As you can see from the video, The Trooping Funnel has a long , straight stem, sometime slightly wider at the base to give it stability, but never abruptly swollen...the stem is also quite tough. As I say in the video, to stay safe picking this mushroom, follow ALL the ID features listed and be sure at least one in the troop is 12cm across while you are getting to know them properly. I mention the most specific feature of the mushroom, the nipple on the cap, a few times, but I sometimes refer to it as a dimple...to be clear, it's a raised bump not a little dip.
The next mushroom, The Hedgehog Fungus is an easy ID but it might be hard to see on the film that it has a short stem, that snaps easily, as does the cap, a bit brittle like chalk (just softer).
When picking The Winter Chanterelle, follow all the ID info given and remember to check each mushroom when you get home, sometimes you can pick hundreds of these small tasty fungi but it's always important to check that nothing else got gathered up in the process...especially superficially similar mushrooms called Fibre Caps (Inocybe) which have rusty brown, crowded gills, very unlike the Winter Chanterelle, but can have have similar looking caps (viewed from above) and can be found in similar areas.
Follow ALL the ID details given for the fourth mushroom, The Bay Boletus and you will be fine; note that unlike some members of this family, it's stem is roughly the same width all the way down (not chunky and bulbous like The Porcini Mushroom aka The Cep).
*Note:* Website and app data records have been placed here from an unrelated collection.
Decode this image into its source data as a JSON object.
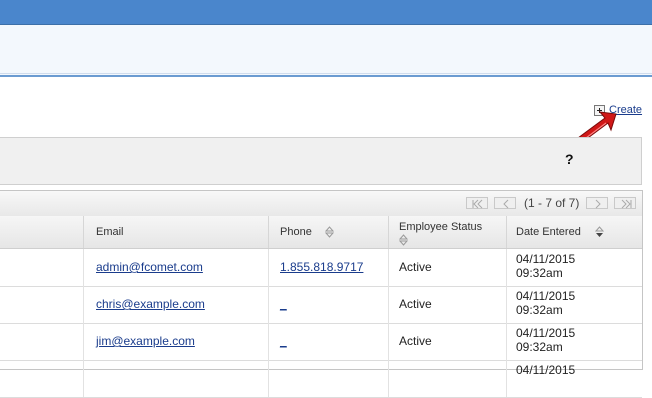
{
  "toolbar": {
    "create_label": "Create"
  },
  "filter": {
    "help_label": "?"
  },
  "pager": {
    "info": "(1 - 7 of 7)"
  },
  "columns": {
    "email": "Email",
    "phone": "Phone",
    "status_line1": "Employee Status",
    "date": "Date Entered"
  },
  "rows": [
    {
      "email": "admin@fcomet.com",
      "phone": "1.855.818.9717",
      "status": "Active",
      "date": "04/11/2015",
      "time": "09:32am"
    },
    {
      "email": "chris@example.com",
      "phone": "_",
      "status": "Active",
      "date": "04/11/2015",
      "time": "09:32am"
    },
    {
      "email": "jim@example.com",
      "phone": "_",
      "status": "Active",
      "date": "04/11/2015",
      "time": "09:32am"
    },
    {
      "email": "",
      "phone": "",
      "status": "",
      "date": "04/11/2015",
      "time": ""
    }
  ],
  "colors": {
    "topbar": "#4a86cc",
    "link": "#1a3c8c",
    "arrow": "#d01818"
  },
  "icons": [
    "plus-icon",
    "red-arrow-icon",
    "first-page-icon",
    "prev-page-icon",
    "next-page-icon",
    "last-page-icon",
    "sort-icon",
    "sort-desc-icon"
  ]
}
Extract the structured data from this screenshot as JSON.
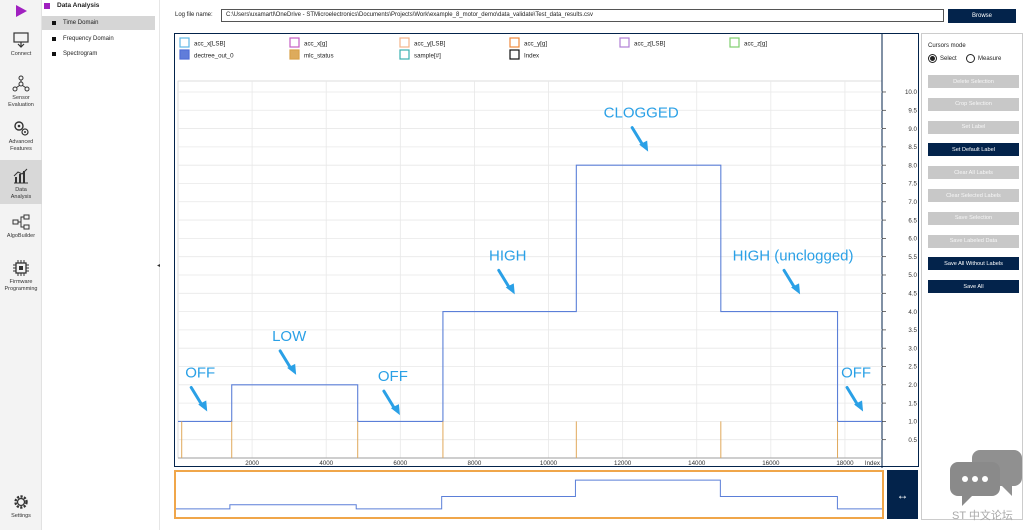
{
  "rail": {
    "items": [
      {
        "label": "Connect"
      },
      {
        "label": "Sensor Evaluation"
      },
      {
        "label": "Advanced Features"
      },
      {
        "label": "Data Analysis"
      },
      {
        "label": "AlgoBuilder"
      },
      {
        "label": "Firmware Programming"
      },
      {
        "label": "Settings"
      }
    ]
  },
  "subnav": {
    "title": "Data Analysis",
    "items": [
      {
        "label": "Time Domain"
      },
      {
        "label": "Frequency Domain"
      },
      {
        "label": "Spectrogram"
      }
    ],
    "collapse_glyph": "◂"
  },
  "log": {
    "label": "Log file name:",
    "value": "C:\\Users\\uxamartl\\OneDrive - STMicroelectronics\\Documents\\Projects\\Work\\example_8_motor_demo\\data_validate\\Test_data_results.csv",
    "browse": "Browse"
  },
  "legend": [
    {
      "label": "acc_x[LSB]",
      "color": "#5fb7e6",
      "checked": false
    },
    {
      "label": "acc_x[g]",
      "color": "#c45ec4",
      "checked": false
    },
    {
      "label": "acc_y[LSB]",
      "color": "#f4b38a",
      "checked": false
    },
    {
      "label": "acc_y[g]",
      "color": "#f08a3c",
      "checked": false
    },
    {
      "label": "acc_z[LSB]",
      "color": "#b07fd6",
      "checked": false
    },
    {
      "label": "acc_z[g]",
      "color": "#7fcf6e",
      "checked": false
    },
    {
      "label": "dectree_out_0",
      "color": "#4f6fd6",
      "checked": true
    },
    {
      "label": "mlc_status",
      "color": "#d9a24a",
      "checked": true
    },
    {
      "label": "sample[#]",
      "color": "#3ab0b0",
      "checked": false
    },
    {
      "label": "Index",
      "color": "#111111",
      "checked": false
    }
  ],
  "chart_data": {
    "type": "line",
    "title": "",
    "xlabel": "Index",
    "ylabel": "",
    "xlim": [
      0,
      19000
    ],
    "ylim": [
      0,
      10.3
    ],
    "x_ticks": [
      2000,
      4000,
      6000,
      8000,
      10000,
      12000,
      14000,
      16000,
      18000
    ],
    "x_tick_labels": [
      "2000",
      "4000",
      "6000",
      "8000",
      "10000",
      "12000",
      "14000",
      "16000",
      "18000"
    ],
    "y_ticks": [
      0.5,
      1.0,
      1.5,
      2.0,
      2.5,
      3.0,
      3.5,
      4.0,
      4.5,
      5.0,
      5.5,
      6.0,
      6.5,
      7.0,
      7.5,
      8.0,
      8.5,
      9.0,
      9.5,
      10.0
    ],
    "y_tick_labels": [
      "0.5",
      "1.0",
      "1.5",
      "2.0",
      "2.5",
      "3.0",
      "3.5",
      "4.0",
      "4.5",
      "5.0",
      "5.5",
      "6.0",
      "6.5",
      "7.0",
      "7.5",
      "8.0",
      "8.5",
      "9.0",
      "9.5",
      "10.0"
    ],
    "grid": true,
    "series": [
      {
        "name": "dectree_out_0",
        "color": "#5b7fd8",
        "step": true,
        "x": [
          0,
          1450,
          1450,
          4850,
          4850,
          7150,
          7150,
          10750,
          10750,
          14650,
          14650,
          17800,
          17800,
          19000
        ],
        "y": [
          1,
          1,
          2,
          2,
          1,
          1,
          4,
          4,
          8,
          8,
          4,
          4,
          1,
          1
        ]
      },
      {
        "name": "mlc_status",
        "color": "#e0a85a",
        "impulse": true,
        "x": [
          100,
          1450,
          4850,
          7150,
          10750,
          14650,
          17800
        ],
        "y": [
          1,
          1,
          1,
          1,
          1,
          1,
          1
        ]
      }
    ],
    "annotations": [
      {
        "text": "OFF",
        "x": 600,
        "y": 2.2
      },
      {
        "text": "LOW",
        "x": 3000,
        "y": 3.2
      },
      {
        "text": "OFF",
        "x": 5800,
        "y": 2.1
      },
      {
        "text": "HIGH",
        "x": 8900,
        "y": 5.4
      },
      {
        "text": "CLOGGED",
        "x": 12500,
        "y": 9.3
      },
      {
        "text": "HIGH (unclogged)",
        "x": 16600,
        "y": 5.4
      },
      {
        "text": "OFF",
        "x": 18300,
        "y": 2.2
      }
    ]
  },
  "annotation_color": "#2aa0e6",
  "cursors": {
    "title": "Cursors mode",
    "options": [
      "Select",
      "Measure"
    ],
    "selected": "Select"
  },
  "buttons": [
    {
      "label": "Delete Selection",
      "enabled": false
    },
    {
      "label": "Crop Selection",
      "enabled": false
    },
    {
      "label": "Set Label",
      "enabled": false
    },
    {
      "label": "Set Default Label",
      "enabled": true
    },
    {
      "label": "Clear All Labels",
      "enabled": false
    },
    {
      "label": "Clear Selected Labels",
      "enabled": false
    },
    {
      "label": "Save Selection",
      "enabled": false
    },
    {
      "label": "Save Labeled Data",
      "enabled": false
    },
    {
      "label": "Save All Without Labels",
      "enabled": true
    },
    {
      "label": "Save All",
      "enabled": true
    }
  ],
  "zoom_glyph": "↔",
  "watermark": "ST 中文论坛"
}
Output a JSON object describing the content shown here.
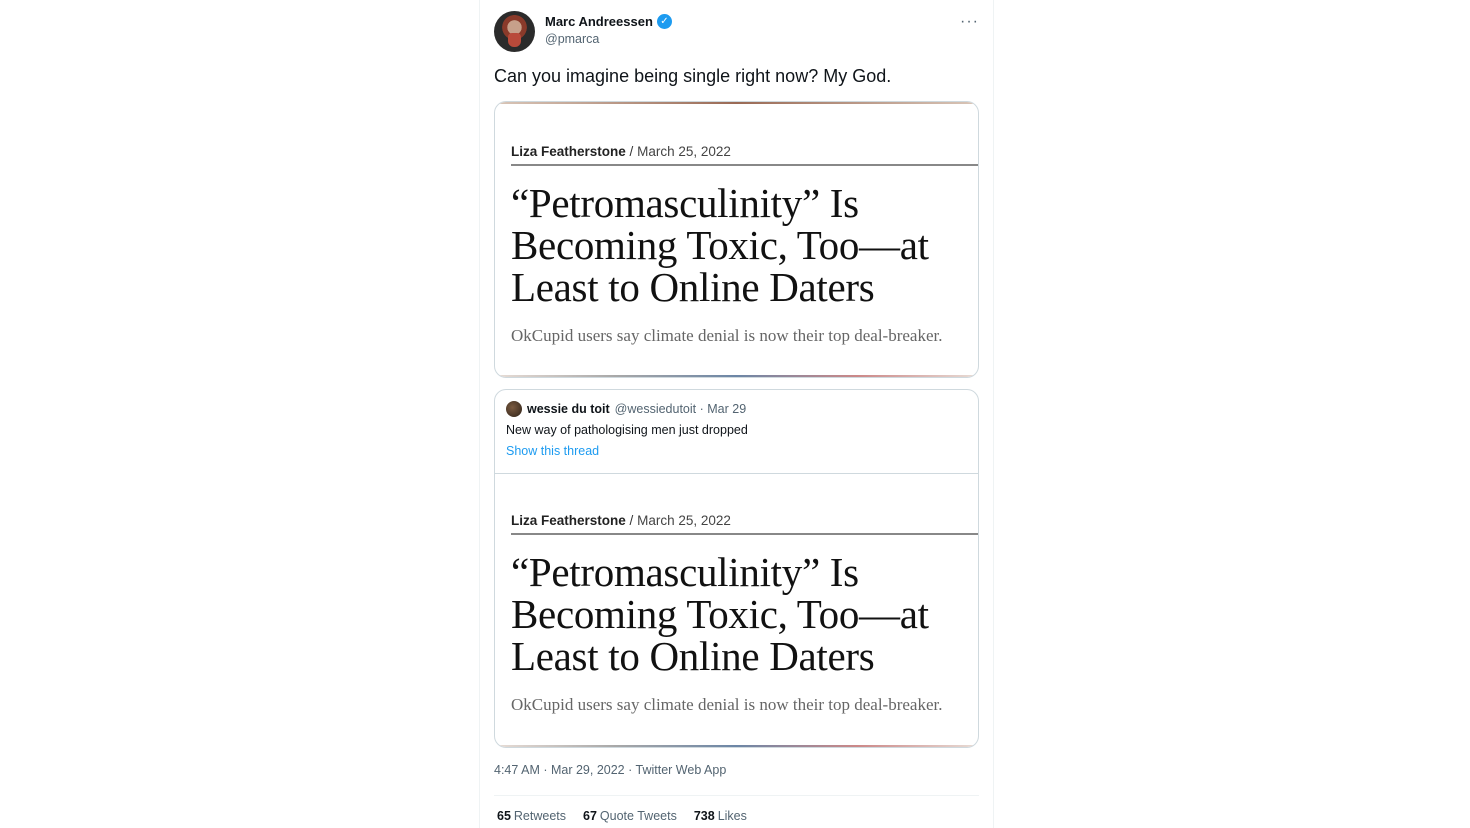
{
  "tweet": {
    "display_name": "Marc Andreessen",
    "verified_glyph": "✓",
    "handle": "@pmarca",
    "more_glyph": "···",
    "text": "Can you imagine being single right now? My God.",
    "timestamp": "4:47 AM · Mar 29, 2022 · Twitter Web App"
  },
  "article": {
    "author": "Liza Featherstone",
    "separator": "/",
    "date": "March 25, 2022",
    "headline_lines": [
      "“Petromasculinity” Is",
      "Becoming Toxic, Too—at",
      "Least to Online Daters"
    ],
    "dek": "OkCupid users say climate denial is now their top deal-breaker."
  },
  "quoted": {
    "name": "wessie du toit",
    "handle_date": "@wessiedutoit · Mar 29",
    "text": "New way of pathologising men just dropped",
    "show_thread": "Show this thread"
  },
  "stats": {
    "retweets_count": "65",
    "retweets_label": "Retweets",
    "quotes_count": "67",
    "quotes_label": "Quote Tweets",
    "likes_count": "738",
    "likes_label": "Likes"
  },
  "colors": {
    "accent": "#1d9bf0",
    "secondary_text": "#536471",
    "border": "#cfd9de"
  },
  "icons": [
    "verified-badge-icon",
    "more-options-icon"
  ]
}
I can't stress strongly enough, the need to be utterly certain of your ID when picking wild mushrooms... if even the tinniest doubt exists, leave them well alone.